| Exercise prompt |
Isolate every line in the data with the string "true" and copy it.

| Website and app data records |
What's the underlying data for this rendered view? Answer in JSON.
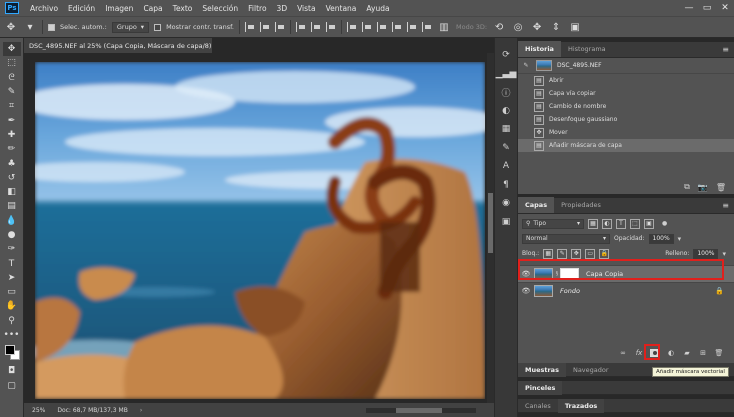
{
  "app": {
    "logo": "Ps"
  },
  "menu": [
    "Archivo",
    "Edición",
    "Imagen",
    "Capa",
    "Texto",
    "Selección",
    "Filtro",
    "3D",
    "Vista",
    "Ventana",
    "Ayuda"
  ],
  "window_controls": {
    "minimize": "—",
    "maximize": "▭",
    "close": "✕"
  },
  "options_bar": {
    "auto_select_label": "Selec. autom.:",
    "auto_select_value": "Grupo",
    "show_transform_label": "Mostrar contr. transf.",
    "mode_3d": "Modo 3D:"
  },
  "document": {
    "tab_title": "DSC_4895.NEF al 25% (Capa Copia, Máscara de capa/8) *",
    "close": "×"
  },
  "status": {
    "zoom": "25%",
    "doc": "Doc: 68,7 MB/137,3 MB",
    "arrow": "›"
  },
  "history_panel": {
    "tabs": [
      "Historia",
      "Histograma"
    ],
    "menu": "≡",
    "snapshot": "DSC_4895.NEF",
    "items": [
      {
        "label": "Abrir",
        "selected": false
      },
      {
        "label": "Capa vía copiar",
        "selected": false
      },
      {
        "label": "Cambio de nombre",
        "selected": false
      },
      {
        "label": "Desenfoque gaussiano",
        "selected": false
      },
      {
        "label": "Mover",
        "selected": false
      },
      {
        "label": "Añadir máscara de capa",
        "selected": true
      }
    ]
  },
  "layers_panel": {
    "tabs": [
      "Capas",
      "Propiedades"
    ],
    "menu": "≡",
    "filter_label": "Tipo",
    "blend_mode": "Normal",
    "opacity_label": "Opacidad:",
    "opacity_value": "100%",
    "lock_label": "Bloq.:",
    "fill_label": "Relleno:",
    "fill_value": "100%",
    "layers": [
      {
        "name": "Capa Copia",
        "selected": true,
        "has_mask": true
      },
      {
        "name": "Fondo",
        "selected": false,
        "has_mask": false,
        "locked": true
      }
    ],
    "footer_fx": "fx",
    "tooltip": "Añadir máscara vectorial"
  },
  "collapsed_panels": {
    "row1": [
      "Muestras",
      "Navegador"
    ],
    "row2": [
      "Pinceles"
    ],
    "row3": [
      "Canales",
      "Trazados"
    ]
  }
}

| Task response |
        "selected": true
        "selected": true,
        "has_mask": true
        "locked": true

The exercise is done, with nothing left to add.